What is ready to be uncovered?

Where do I start?

Can I trust that I will find something valuable underneath?

What happens when I uncover something raw?

Will I lose who I am if I start the process?

Where does it stop will there be any of me left when the process is through?

Why uncover what is covered, what can I do about it?

Why open an old wound, it will just bleed everywhere?

How long will it take?

Why It Matters

The masking serves a purpose, for a time. Over time, painful memories, unfinished business (shame, guilt, un-forgiveness) or trauma left unprocessed become troublesome. Maintaining the protective layers, rather than processing what lies beneath can be related to:

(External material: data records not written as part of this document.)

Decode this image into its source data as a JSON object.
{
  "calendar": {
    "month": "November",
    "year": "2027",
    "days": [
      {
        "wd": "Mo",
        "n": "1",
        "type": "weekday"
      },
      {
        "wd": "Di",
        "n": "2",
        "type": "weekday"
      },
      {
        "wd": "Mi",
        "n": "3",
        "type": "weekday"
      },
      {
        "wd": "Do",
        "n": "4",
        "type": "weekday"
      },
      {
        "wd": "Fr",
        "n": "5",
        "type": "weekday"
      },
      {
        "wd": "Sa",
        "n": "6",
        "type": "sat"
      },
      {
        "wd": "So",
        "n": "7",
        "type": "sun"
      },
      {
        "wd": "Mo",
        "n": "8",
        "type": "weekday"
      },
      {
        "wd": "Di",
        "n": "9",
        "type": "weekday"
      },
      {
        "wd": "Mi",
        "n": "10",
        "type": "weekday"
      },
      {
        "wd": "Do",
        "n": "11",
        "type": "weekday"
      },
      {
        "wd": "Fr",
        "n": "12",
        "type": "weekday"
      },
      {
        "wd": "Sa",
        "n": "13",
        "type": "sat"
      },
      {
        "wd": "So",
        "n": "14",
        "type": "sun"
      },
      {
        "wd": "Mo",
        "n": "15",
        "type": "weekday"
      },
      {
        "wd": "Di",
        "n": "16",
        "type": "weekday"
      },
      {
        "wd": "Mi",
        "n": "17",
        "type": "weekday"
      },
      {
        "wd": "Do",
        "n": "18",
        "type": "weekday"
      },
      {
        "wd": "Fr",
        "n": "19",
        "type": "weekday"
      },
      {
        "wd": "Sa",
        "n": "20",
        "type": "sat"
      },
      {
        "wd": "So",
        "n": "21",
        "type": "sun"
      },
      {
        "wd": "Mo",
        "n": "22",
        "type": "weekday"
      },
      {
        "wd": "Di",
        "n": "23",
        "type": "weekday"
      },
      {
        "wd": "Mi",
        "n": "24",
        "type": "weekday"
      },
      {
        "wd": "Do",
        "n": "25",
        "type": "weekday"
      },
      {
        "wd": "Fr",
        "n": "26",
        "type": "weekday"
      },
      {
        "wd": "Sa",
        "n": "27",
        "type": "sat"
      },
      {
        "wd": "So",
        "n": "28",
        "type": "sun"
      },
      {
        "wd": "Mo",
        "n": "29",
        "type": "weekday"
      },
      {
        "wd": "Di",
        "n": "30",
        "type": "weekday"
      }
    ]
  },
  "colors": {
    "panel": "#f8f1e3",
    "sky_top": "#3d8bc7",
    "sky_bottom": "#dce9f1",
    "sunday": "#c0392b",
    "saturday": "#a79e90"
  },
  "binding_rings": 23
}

lost sleep
worry
avoidance
fragmented relationships
Nightmares
avoidance of activities
detachment from others
restricted emotions
angry outbursts
difficulty concentrate
lack of enjoyment in activities
 

What Can I Do?

 
Remember masking serves a purpose, and it may still be a necessary element of coping.
Recognize that care must be taken to respect masking.
Get help, find safety, remember there is hope.
Find support, support groups, agencies, books, organizations, supportive people, professionals
 
National Hotlines

 
If you or someone you know would like to explore this area of healing, consider professional help.  Affordable effective treatment is available.  
 
If you would like more information or a free consultation with a therapist please fill out the form below: Your information will be used solely for this purpose.